An interesting question at this point is, is it truly Shakespeare without the carriage returns? And without the capital letters? What about the stage directions?

Anyway, there is only 1E53kg of mass in the universe (see 1_E51_kg]]) with which to create these 9E70 monkeys, their typewriters, and (again) all the paper and ribbons and typewriter repairmen required to keep them going, and that’s assuming you can use up all the universe’s hydrogen and helium to make these things, which again begs the question of where you're now going to find the bananas.

Of course, there's likely fewer than 1E8 monkeys in the universe right now, so... well... you figure out for yourself how long it would take to breed 9E70 from a population of 1E8. Thus, the question of where you're now going to find the monkeys.

Also, you need to keep the monkeys in proximity to each other, because they're taking up all the mass of the universe and otherwise there's no gravity.

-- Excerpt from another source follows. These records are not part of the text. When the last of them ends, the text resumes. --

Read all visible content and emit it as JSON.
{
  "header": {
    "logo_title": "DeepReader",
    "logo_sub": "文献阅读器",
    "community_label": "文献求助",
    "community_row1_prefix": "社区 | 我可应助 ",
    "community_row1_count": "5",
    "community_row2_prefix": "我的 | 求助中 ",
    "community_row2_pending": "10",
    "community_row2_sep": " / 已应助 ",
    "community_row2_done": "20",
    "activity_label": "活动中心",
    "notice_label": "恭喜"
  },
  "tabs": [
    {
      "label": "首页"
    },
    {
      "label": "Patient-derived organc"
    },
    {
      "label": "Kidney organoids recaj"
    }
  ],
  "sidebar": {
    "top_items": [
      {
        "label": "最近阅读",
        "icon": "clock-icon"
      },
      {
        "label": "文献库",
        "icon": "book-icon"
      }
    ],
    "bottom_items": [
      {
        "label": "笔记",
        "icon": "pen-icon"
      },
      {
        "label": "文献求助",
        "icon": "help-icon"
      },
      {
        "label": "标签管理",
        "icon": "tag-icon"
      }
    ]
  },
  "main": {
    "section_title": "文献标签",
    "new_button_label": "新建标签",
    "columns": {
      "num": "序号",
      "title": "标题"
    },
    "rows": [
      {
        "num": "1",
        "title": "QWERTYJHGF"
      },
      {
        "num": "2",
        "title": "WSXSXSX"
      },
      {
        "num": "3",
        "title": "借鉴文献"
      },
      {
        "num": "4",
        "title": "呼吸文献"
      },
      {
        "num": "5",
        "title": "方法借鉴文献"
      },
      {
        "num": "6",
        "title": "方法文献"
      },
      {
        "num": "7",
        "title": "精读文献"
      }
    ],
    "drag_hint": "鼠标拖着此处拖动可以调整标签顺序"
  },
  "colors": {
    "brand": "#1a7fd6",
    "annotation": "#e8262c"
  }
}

No gravity would mean that each keypunch will result in the typewriter permanently flying away from the monkey (see Classical_mechanics), and given the low mass-density of the universe (under 1 atom per cubic meter), you've got pretty much no hope of ever getting another letter typed on that particular typewriter by anyone after it flies away, much less 1 keypunch per second. Yes, of course, you could tether each monkey to its typewriter, but first you have to find a tether material to last for 1E14 years. Here's a hint: don't bother trying.

The monkeys also have to be kept as close together as possible to minimize the problem of ripe banana delivery. Unfortunately, keeping 9E70 monkeys in proximity to each other for 1E14 years will mean the probability approaches one that one heck of a poop-throwing fight will wreck the piece of paper that this purported Shakespeare was typed on anyway.

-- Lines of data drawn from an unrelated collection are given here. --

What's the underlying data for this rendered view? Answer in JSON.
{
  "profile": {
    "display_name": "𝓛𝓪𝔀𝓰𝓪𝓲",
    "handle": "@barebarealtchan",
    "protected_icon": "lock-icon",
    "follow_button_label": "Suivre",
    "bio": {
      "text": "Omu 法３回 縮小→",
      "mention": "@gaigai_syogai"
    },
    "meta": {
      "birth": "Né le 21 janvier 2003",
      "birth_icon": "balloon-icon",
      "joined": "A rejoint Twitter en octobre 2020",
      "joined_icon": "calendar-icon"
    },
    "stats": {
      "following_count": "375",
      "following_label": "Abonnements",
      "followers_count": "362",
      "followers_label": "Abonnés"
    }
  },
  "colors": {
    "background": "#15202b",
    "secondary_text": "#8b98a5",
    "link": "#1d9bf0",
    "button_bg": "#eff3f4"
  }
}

And at that point, you should also consider this theory from the existentialist point of view. Read up on how hard it is on a monkey to be kept in a laboratory. Now imagine that these monkeys instead are being kept in a universe where the only thing they are able to do - anywhere in the universe - is type on a typewriter, eat a banana, bite a repairman, or throw poop at the universe. I'm sure a large number of these monkeys would commit suicide rather than be fated to such a dismal existence - certainly any who evolve a superior intelligence will! But what do you think these monkeys will do over 1E14 years? Evolve. Boy, this is looking even more doomed.

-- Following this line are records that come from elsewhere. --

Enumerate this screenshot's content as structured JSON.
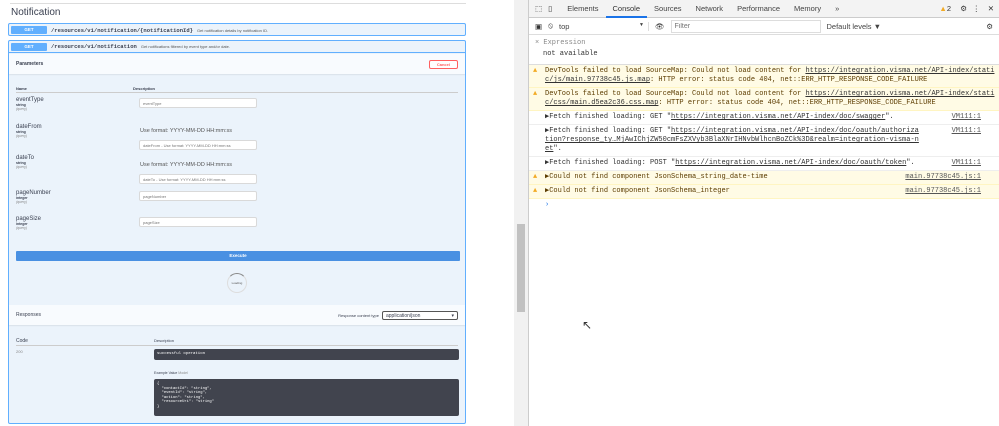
{
  "swagger": {
    "section_title": "Notification",
    "ops": [
      {
        "method": "GET",
        "path": "/resources/v1/notification/{notificationId}",
        "summary": "Get notification details by notification ID."
      },
      {
        "method": "GET",
        "path": "/resources/v1/notification",
        "summary": "Get notifications filtered by event type and/or date."
      }
    ],
    "parameters_label": "Parameters",
    "cancel_label": "Cancel",
    "col_name": "Name",
    "col_description": "Description",
    "params": [
      {
        "name": "eventType",
        "type": "string",
        "in": "(query)",
        "placeholder": "eventType",
        "format": ""
      },
      {
        "name": "dateFrom",
        "type": "string",
        "in": "(query)",
        "placeholder": "dateFrom - Use format: YYYY-MM-DD HH:mm:ss",
        "format": "Use format: YYYY-MM-DD HH:mm:ss"
      },
      {
        "name": "dateTo",
        "type": "string",
        "in": "(query)",
        "placeholder": "dateTo - Use format: YYYY-MM-DD HH:mm:ss",
        "format": "Use format: YYYY-MM-DD HH:mm:ss"
      },
      {
        "name": "pageNumber",
        "type": "integer",
        "in": "(query)",
        "placeholder": "pageNumber",
        "format": ""
      },
      {
        "name": "pageSize",
        "type": "integer",
        "in": "(query)",
        "placeholder": "pageSize",
        "format": ""
      }
    ],
    "execute_label": "Execute",
    "loading_label": "Loading",
    "responses_label": "Responses",
    "content_type_label": "Response content type",
    "content_type": "application/json",
    "col_code": "Code",
    "code": "200",
    "response_desc": "successful operation",
    "example_value": "Example Value",
    "model": "Model",
    "example": "{\n  \"contactId\": \"string\",\n  \"eventId\": \"string\",\n  \"action\": \"string\",\n  \"resourceUri\": \"string\"\n}"
  },
  "devtools": {
    "tabs": [
      "Elements",
      "Console",
      "Sources",
      "Network",
      "Performance",
      "Memory"
    ],
    "more": "»",
    "warn_count": "2",
    "context": "top",
    "filter_placeholder": "Filter",
    "levels": "Default levels ▼",
    "expression_label": "Expression",
    "expression_value": "not available",
    "messages": [
      {
        "level": "warn",
        "text": "DevTools failed to load SourceMap: Could not load content for ",
        "link": "https://integration.visma.net/API-index/static/js/main.97738c45.js.map",
        "rest": ": HTTP error: status code 404, net::ERR_HTTP_RESPONSE_CODE_FAILURE",
        "source": ""
      },
      {
        "level": "warn",
        "text": "DevTools failed to load SourceMap: Could not load content for ",
        "link": "https://integration.visma.net/API-index/static/css/main.d5ea2c36.css.map",
        "rest": ": HTTP error: status code 404, net::ERR_HTTP_RESPONSE_CODE_FAILURE",
        "source": ""
      },
      {
        "level": "info",
        "text": "▶Fetch finished loading: GET \"",
        "link": "https://integration.visma.net/API-index/doc/swagger",
        "rest": "\".",
        "source": "VM111:1"
      },
      {
        "level": "info",
        "text": "▶Fetch finished loading: GET \"",
        "link": "https://integration.visma.net/API-index/doc/oauth/authorization?response_ty…MjAwIChjZW50cmFsZXVyb3BlaXNrIHNvbWlhcnBoZCk%3D&realm=integration-visma-net",
        "rest": "\".",
        "source": "VM111:1"
      },
      {
        "level": "info",
        "text": "▶Fetch finished loading: POST \"",
        "link": "https://integration.visma.net/API-index/doc/oauth/token",
        "rest": "\".",
        "source": "VM111:1"
      },
      {
        "level": "warn",
        "text": "▶Could not find component JsonSchema_string_date-time",
        "link": "",
        "rest": "",
        "source": "main.97738c45.js:1"
      },
      {
        "level": "warn",
        "text": "▶Could not find component JsonSchema_integer",
        "link": "",
        "rest": "",
        "source": "main.97738c45.js:1"
      }
    ],
    "prompt": "›"
  }
}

And what would such a project would entail for the entropy of the universe? Since we're attempting to convert the mass of the universe into monkeys, typewriters, ribbons, paper, typewriter repairmen and bananas, and then transporting them into one location, wouldn't that mean a terrific increase in entropy for the universe as a whole? And let's just hope that collecting all those monkeys (and typewriters!) (and bananas!) together in one place doesn't cause the whole mass of 'em to implode into one big Supermassive_black_hole, or you'll never know what they wrote.

So, the infinite monkey theorem proves to be mathematically a theoretical certainty, but at the same time a real-world complete impossibility. Shows you how useless mathematics is, eh? I'm pretty sure that all this proves that this Emile Borel fellow must have been a bit bananas.